Sadly, his candidacy wouldn't have a snowball's chance. Those who are upset over lapel pins and which church our candidates belong to would be choking on their communion wafers if they were to read anything written by this founding father. His beliefs (like most of ours) are complex. He edited the Bible (with a razor) to remove the miracles of Jesus, he called the Trinity "mere Abracadabra of the mountebanks calling themselves the priests of Jesus," and said that, "Calvinism has introduced into the Christian religion more new absurdities than its leader [Jesus] had purged it of old ones." He went on to say regarding what he called "the insanities of Calvin" that the, "strait jacket alone was their proper remedy."
Wow. Imagine the Evangelicals receiving that mailer in their postbox. And then imagine James Dobson's response.
Yet Waldman also provides a look at a person whose reason led him to faith in Christ and God. It's fair to say that he was anti-religion and pro-God. Some of the quotes Waldman has provided suggest Jefferson was someone who may have believed in Intelligent Design. He saw what he viewed as a complex interconnectedness in the universe and viewed that as a work of Divine Providence. However, it's important to remember that throughout his life, more than any religious view he may have held, Jefferson stressed the importance of reason and study (i.e. I'm sure he'd be dead-set against those who'd like to introduce Intelligent Design in a public high school biology class and would have fought back). Take that, Ben Stein.

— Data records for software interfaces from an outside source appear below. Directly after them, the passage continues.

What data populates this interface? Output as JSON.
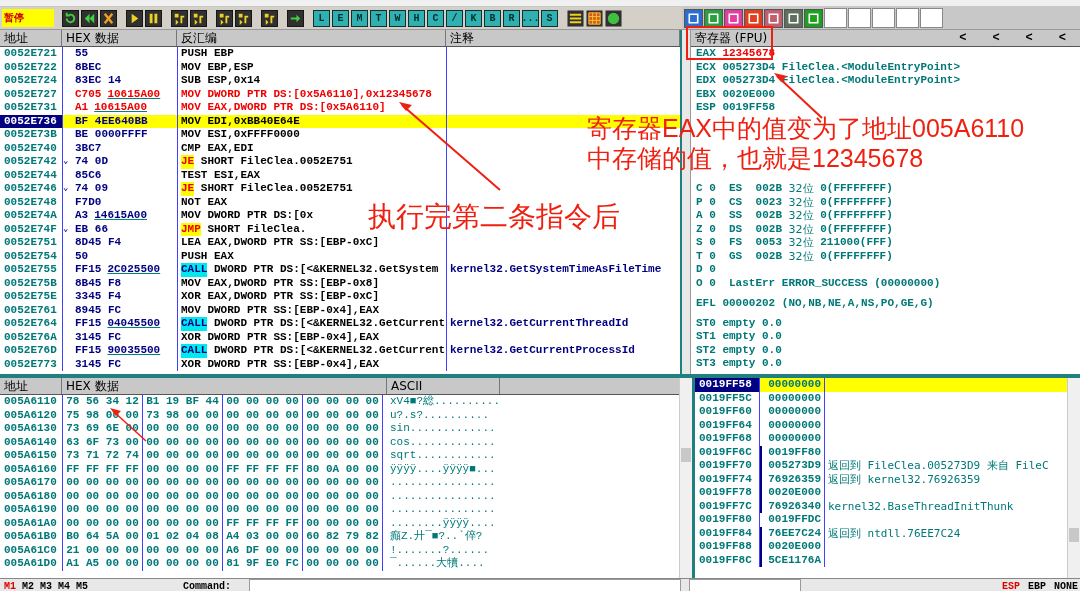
{
  "status": "暂停",
  "letter_buttons": [
    "L",
    "E",
    "M",
    "T",
    "W",
    "H",
    "C",
    "/",
    "K",
    "B",
    "R",
    "...",
    "S"
  ],
  "disassembly": {
    "columns": [
      "地址",
      "HEX 数据",
      "反汇编",
      "注释"
    ],
    "rows": [
      {
        "address": "0052E721",
        "hex": "55",
        "mnemonic": "PUSH",
        "operands": "EBP",
        "kind": "plain",
        "selected": false
      },
      {
        "address": "0052E722",
        "hex": "8BEC",
        "mnemonic": "MOV",
        "operands": "EBP,ESP",
        "kind": "plain",
        "selected": false
      },
      {
        "address": "0052E724",
        "hex": "83EC 14",
        "mnemonic": "SUB",
        "operands": "ESP,0x14",
        "kind": "plain",
        "selected": false
      },
      {
        "address": "0052E727",
        "hex": "C705",
        "hex_ref": "10615A00",
        "mnemonic": "MOV",
        "operands": "DWORD PTR DS:[0x5A6110],0x12345678",
        "kind": "changed",
        "selected": false
      },
      {
        "address": "0052E731",
        "hex": "A1",
        "hex_ref": "10615A00",
        "mnemonic": "MOV",
        "operands": "EAX,DWORD PTR DS:[0x5A6110]",
        "kind": "changed",
        "selected": false
      },
      {
        "address": "0052E736",
        "hex": "BF 4EE640BB",
        "mnemonic": "MOV",
        "operands": "EDI,0xBB40E64E",
        "kind": "plain",
        "selected": true
      },
      {
        "address": "0052E73B",
        "hex": "BE 0000FFFF",
        "mnemonic": "MOV",
        "operands": "ESI,0xFFFF0000",
        "kind": "plain",
        "selected": false
      },
      {
        "address": "0052E740",
        "hex": "3BC7",
        "mnemonic": "CMP",
        "operands": "EAX,EDI",
        "kind": "plain",
        "selected": false
      },
      {
        "address": "0052E742",
        "mark": "⌄",
        "hex": "74 0D",
        "mnemonic": "JE",
        "operands": "SHORT FileClea.0052E751",
        "kind": "jump",
        "selected": false
      },
      {
        "address": "0052E744",
        "hex": "85C6",
        "mnemonic": "TEST",
        "operands": "ESI,EAX",
        "kind": "plain",
        "selected": false
      },
      {
        "address": "0052E746",
        "mark": "⌄",
        "hex": "74 09",
        "mnemonic": "JE",
        "operands": "SHORT FileClea.0052E751",
        "kind": "jump",
        "selected": false
      },
      {
        "address": "0052E748",
        "hex": "F7D0",
        "mnemonic": "NOT",
        "operands": "EAX",
        "kind": "plain",
        "selected": false
      },
      {
        "address": "0052E74A",
        "hex": "A3",
        "hex_ref": "14615A00",
        "mnemonic": "MOV",
        "operands": "DWORD PTR DS:[0x",
        "kind": "plain",
        "selected": false
      },
      {
        "address": "0052E74F",
        "mark": "⌄",
        "hex": "EB 66",
        "mnemonic": "JMP",
        "operands": "SHORT FileClea.",
        "kind": "jump",
        "selected": false
      },
      {
        "address": "0052E751",
        "hex": "8D45 F4",
        "mnemonic": "LEA",
        "operands": "EAX,DWORD PTR SS:[EBP-0xC]",
        "kind": "plain",
        "selected": false
      },
      {
        "address": "0052E754",
        "hex": "50",
        "mnemonic": "PUSH",
        "operands": "EAX",
        "kind": "plain",
        "selected": false
      },
      {
        "address": "0052E755",
        "hex": "FF15",
        "hex_ref": "2C025500",
        "mnemonic": "CALL",
        "operands": "DWORD PTR DS:[<&KERNEL32.GetSystem",
        "comment": "kernel32.GetSystemTimeAsFileTime",
        "kind": "call",
        "selected": false
      },
      {
        "address": "0052E75B",
        "hex": "8B45 F8",
        "mnemonic": "MOV",
        "operands": "EAX,DWORD PTR SS:[EBP-0x8]",
        "kind": "plain",
        "selected": false
      },
      {
        "address": "0052E75E",
        "hex": "3345 F4",
        "mnemonic": "XOR",
        "operands": "EAX,DWORD PTR SS:[EBP-0xC]",
        "kind": "plain",
        "selected": false
      },
      {
        "address": "0052E761",
        "hex": "8945 FC",
        "mnemonic": "MOV",
        "operands": "DWORD PTR SS:[EBP-0x4],EAX",
        "kind": "plain",
        "selected": false
      },
      {
        "address": "0052E764",
        "hex": "FF15",
        "hex_ref": "04045500",
        "mnemonic": "CALL",
        "operands": "DWORD PTR DS:[<&KERNEL32.GetCurrent",
        "comment": "kernel32.GetCurrentThreadId",
        "kind": "call",
        "selected": false
      },
      {
        "address": "0052E76A",
        "hex": "3145 FC",
        "mnemonic": "XOR",
        "operands": "DWORD PTR SS:[EBP-0x4],EAX",
        "kind": "plain",
        "selected": false
      },
      {
        "address": "0052E76D",
        "hex": "FF15",
        "hex_ref": "90035500",
        "mnemonic": "CALL",
        "operands": "DWORD PTR DS:[<&KERNEL32.GetCurrent",
        "comment": "kernel32.GetCurrentProcessId",
        "kind": "call",
        "selected": false
      },
      {
        "address": "0052E773",
        "hex": "3145 FC",
        "mnemonic": "XOR",
        "operands": "DWORD PTR SS:[EBP-0x4],EAX",
        "kind": "plain",
        "selected": false
      }
    ]
  },
  "registers": {
    "title": "寄存器 (FPU)",
    "nav": [
      "<",
      "<",
      "<",
      "<"
    ],
    "general": [
      {
        "name": "EAX",
        "value": "12345678",
        "changed": true
      },
      {
        "name": "ECX",
        "value": "005273D4",
        "note": "FileClea.<ModuleEntryPoint>",
        "changed": false
      },
      {
        "name": "EDX",
        "value": "005273D4",
        "note": "FileClea.<ModuleEntryPoint>",
        "changed": false
      },
      {
        "name": "EBX",
        "value": "0020E000",
        "changed": false
      },
      {
        "name": "ESP",
        "value": "0019FF58",
        "changed": false
      }
    ],
    "flags": [
      {
        "flag": "C",
        "value": "0",
        "segment": "ES",
        "selector": "002B",
        "width": "32位",
        "limit": "0(FFFFFFFF)"
      },
      {
        "flag": "P",
        "value": "0",
        "segment": "CS",
        "selector": "0023",
        "width": "32位",
        "limit": "0(FFFFFFFF)"
      },
      {
        "flag": "A",
        "value": "0",
        "segment": "SS",
        "selector": "002B",
        "width": "32位",
        "limit": "0(FFFFFFFF)"
      },
      {
        "flag": "Z",
        "value": "0",
        "segment": "DS",
        "selector": "002B",
        "width": "32位",
        "limit": "0(FFFFFFFF)"
      },
      {
        "flag": "S",
        "value": "0",
        "segment": "FS",
        "selector": "0053",
        "width": "32位",
        "limit": "211000(FFF)"
      },
      {
        "flag": "T",
        "value": "0",
        "segment": "GS",
        "selector": "002B",
        "width": "32位",
        "limit": "0(FFFFFFFF)"
      },
      {
        "flag": "D",
        "value": "0"
      },
      {
        "flag": "O",
        "value": "0",
        "note": "LastErr ERROR_SUCCESS (00000000)"
      }
    ],
    "efl": {
      "name": "EFL",
      "value": "00000202",
      "note": "(NO,NB,NE,A,NS,PO,GE,G)"
    },
    "fpu": [
      {
        "name": "ST0",
        "value": "empty 0.0"
      },
      {
        "name": "ST1",
        "value": "empty 0.0"
      },
      {
        "name": "ST2",
        "value": "empty 0.0"
      },
      {
        "name": "ST3",
        "value": "empty 0.0"
      }
    ]
  },
  "dump": {
    "columns": [
      "地址",
      "HEX 数据",
      "ASCII"
    ],
    "rows": [
      {
        "address": "005A6110",
        "bytes": [
          "78",
          "56",
          "34",
          "12",
          "B1",
          "19",
          "BF",
          "44",
          "00",
          "00",
          "00",
          "00",
          "00",
          "00",
          "00",
          "00"
        ],
        "ascii": "xV4■?総.........."
      },
      {
        "address": "005A6120",
        "bytes": [
          "75",
          "98",
          "00",
          "00",
          "73",
          "98",
          "00",
          "00",
          "00",
          "00",
          "00",
          "00",
          "00",
          "00",
          "00",
          "00"
        ],
        "ascii": "u?.s?.........."
      },
      {
        "address": "005A6130",
        "bytes": [
          "73",
          "69",
          "6E",
          "00",
          "00",
          "00",
          "00",
          "00",
          "00",
          "00",
          "00",
          "00",
          "00",
          "00",
          "00",
          "00"
        ],
        "ascii": "sin............."
      },
      {
        "address": "005A6140",
        "bytes": [
          "63",
          "6F",
          "73",
          "00",
          "00",
          "00",
          "00",
          "00",
          "00",
          "00",
          "00",
          "00",
          "00",
          "00",
          "00",
          "00"
        ],
        "ascii": "cos............."
      },
      {
        "address": "005A6150",
        "bytes": [
          "73",
          "71",
          "72",
          "74",
          "00",
          "00",
          "00",
          "00",
          "00",
          "00",
          "00",
          "00",
          "00",
          "00",
          "00",
          "00"
        ],
        "ascii": "sqrt............"
      },
      {
        "address": "005A6160",
        "bytes": [
          "FF",
          "FF",
          "FF",
          "FF",
          "00",
          "00",
          "00",
          "00",
          "FF",
          "FF",
          "FF",
          "FF",
          "80",
          "0A",
          "00",
          "00"
        ],
        "ascii": "ÿÿÿÿ....ÿÿÿÿ■..."
      },
      {
        "address": "005A6170",
        "bytes": [
          "00",
          "00",
          "00",
          "00",
          "00",
          "00",
          "00",
          "00",
          "00",
          "00",
          "00",
          "00",
          "00",
          "00",
          "00",
          "00"
        ],
        "ascii": "................"
      },
      {
        "address": "005A6180",
        "bytes": [
          "00",
          "00",
          "00",
          "00",
          "00",
          "00",
          "00",
          "00",
          "00",
          "00",
          "00",
          "00",
          "00",
          "00",
          "00",
          "00"
        ],
        "ascii": "................"
      },
      {
        "address": "005A6190",
        "bytes": [
          "00",
          "00",
          "00",
          "00",
          "00",
          "00",
          "00",
          "00",
          "00",
          "00",
          "00",
          "00",
          "00",
          "00",
          "00",
          "00"
        ],
        "ascii": "................"
      },
      {
        "address": "005A61A0",
        "bytes": [
          "00",
          "00",
          "00",
          "00",
          "00",
          "00",
          "00",
          "00",
          "FF",
          "FF",
          "FF",
          "FF",
          "00",
          "00",
          "00",
          "00"
        ],
        "ascii": "........ÿÿÿÿ...."
      },
      {
        "address": "005A61B0",
        "bytes": [
          "B0",
          "64",
          "5A",
          "00",
          "01",
          "02",
          "04",
          "08",
          "A4",
          "03",
          "00",
          "00",
          "60",
          "82",
          "79",
          "82"
        ],
        "ascii": "癲Z.廾¯■?..`倅?"
      },
      {
        "address": "005A61C0",
        "bytes": [
          "21",
          "00",
          "00",
          "00",
          "00",
          "00",
          "00",
          "00",
          "A6",
          "DF",
          "00",
          "00",
          "00",
          "00",
          "00",
          "00"
        ],
        "ascii": "!.......?......"
      },
      {
        "address": "005A61D0",
        "bytes": [
          "A1",
          "A5",
          "00",
          "00",
          "00",
          "00",
          "00",
          "00",
          "81",
          "9F",
          "E0",
          "FC",
          "00",
          "00",
          "00",
          "00"
        ],
        "ascii": "¯......大犢...."
      }
    ]
  },
  "stack": {
    "rows": [
      {
        "address": "0019FF58",
        "value": "00000000",
        "in_frame": false,
        "selected": true
      },
      {
        "address": "0019FF5C",
        "value": "00000000",
        "in_frame": false,
        "selected": false
      },
      {
        "address": "0019FF60",
        "value": "00000000",
        "in_frame": false,
        "selected": false
      },
      {
        "address": "0019FF64",
        "value": "00000000",
        "in_frame": false,
        "selected": false
      },
      {
        "address": "0019FF68",
        "value": "00000000",
        "in_frame": false,
        "selected": false
      },
      {
        "address": "0019FF6C",
        "value": "0019FF80",
        "in_frame": true,
        "selected": false
      },
      {
        "address": "0019FF70",
        "value": "005273D9",
        "comment": "返回到 FileClea.005273D9 来自 FileC",
        "in_frame": true,
        "selected": false
      },
      {
        "address": "0019FF74",
        "value": "76926359",
        "comment": "返回到 kernel32.76926359",
        "in_frame": true,
        "selected": false
      },
      {
        "address": "0019FF78",
        "value": "0020E000",
        "in_frame": true,
        "selected": false
      },
      {
        "address": "0019FF7C",
        "value": "76926340",
        "comment": "kernel32.BaseThreadInitThunk",
        "in_frame": true,
        "selected": false
      },
      {
        "address": "0019FF80",
        "value": "0019FFDC",
        "in_frame": false,
        "selected": false
      },
      {
        "address": "0019FF84",
        "value": "76EE7C24",
        "comment": "返回到 ntdll.76EE7C24",
        "in_frame": true,
        "selected": false
      },
      {
        "address": "0019FF88",
        "value": "0020E000",
        "in_frame": true,
        "selected": false
      },
      {
        "address": "0019FF8C",
        "value": "5CE1176A",
        "in_frame": true,
        "selected": false
      }
    ]
  },
  "bottom": {
    "memory_tabs": [
      {
        "label": "M1",
        "selected": true
      },
      {
        "label": "M2",
        "selected": false
      },
      {
        "label": "M3",
        "selected": false
      },
      {
        "label": "M4",
        "selected": false
      },
      {
        "label": "M5",
        "selected": false
      }
    ],
    "command_label": "Command:",
    "indicators": [
      {
        "label": "ESP",
        "selected": true
      },
      {
        "label": "EBP",
        "selected": false
      },
      {
        "label": "NONE",
        "selected": false
      }
    ]
  },
  "annotations": {
    "register_note": [
      "寄存器EAX中的值变为了地址005A6110",
      "中存储的值，也就是12345678"
    ],
    "step_note": "执行完第二条指令后"
  }
}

I find it difficult not to cheer for Thomas Jefferson as a champion of liberty, religious freedom, and rational thinking. I also find his participation in the horror of slavery contradictory to those values and depressing. That's important. It would be good to take the entire lives of our founding individuals and historical religious and philosophical figures into account as we study and judge them and their ideas. We need to hold them, their views, and the circumstances of their life and times up for study and scrutiny in order to gain a true sense of who they were as they've helped shape who we are. By the way he studied the Bible, Christianity's history, and the teachings of Jesus, I think Thomas Jefferson understood and practiced this.
It may be one of the things about him that I admire most.